By: Mary Sherwood
This past weekend, under the Center of Student Diversity, the Black Student Union coordinated one of the most moving performances of the year. This month marks the time that is dedicated to celebrating black history. In observation and learning about this, many students expressed their passion for their ancestry through the channel of arts.
Not only was the event celebrating the lifting of Jim Crow laws, but it was a learning experience about the history and how far not only African Americans, but other minorities have come. The program starts out with a scene of African Americans working in cotton fields that escalates quickly into a worker being beaten and taken away for not obeying orders. With this harsh scene, it was hard not to get the chills. The other scenes depicted the hardships still faced by many African Americans today such as assault, drug use, and the continuous racism throughout the world. Janay Boughton, whom is a part of the MSM Gospel Choir and the Program Co-Coordinator, class of ’14 expressed “I always say ‘this campus NEEDS this program’. They need it to be enlightened, and have their minds changed by witnessing our capabilities of greatness and not just seeing it through a history book lens that highlights the same select few figures of our history.”
Poetry then filled the air as students dramatically read poems by various authors and some of their own original compositions. Some of the poems were recited by a single individual while others were performed by a small trio of performers. Each of the poems recited conveyed an important message, similar to the hardships depicted in the skits. In addition, the crowd really got excited as the Gospel Choir sang and danced in celebration of their culture. All of the proceeds from ticket sales for this event were sent to the Jacmel School of Music in Haiti in hopes of encouraging kids to continue their passion for the arts.
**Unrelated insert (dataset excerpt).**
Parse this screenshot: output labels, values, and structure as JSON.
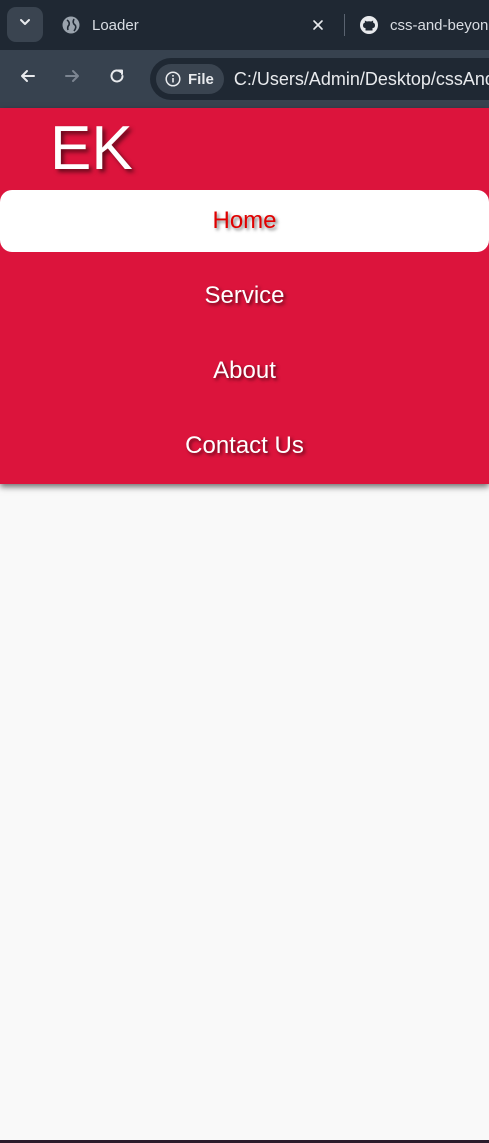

This performance was an incredibly moving experience and it made me realize how little I knew about black culture. Annie Walters, class of ’14 expressed, “I loved every second of it, especially the poetry and the songs. The performances were incredible and you can tell how much work and dedication those involved put into the show. It was definitely one of the best shows I have been to at the Mount. I hope they continue to do it every year!” Another student from the audience, Anne Bagliani, class of ’15 said that “To be honest, I had no idea what to expect when I bought the tickets through my friend and member of the BSU, Taylor, but I have to admit the songs, poems, and acting made my eyes tear up and gave me constant goose-bumps running that ran up and down my arms. It was one of the most powerful theatrical performances I have ever been lucky enough to watch.”
It was amazing to see how passionate each student was about their history and how far they have progressed in our country today, as shown by the individual performances. From segregation to integration, the students expressed their love for their motherland in addition to their love for freedom that they have today.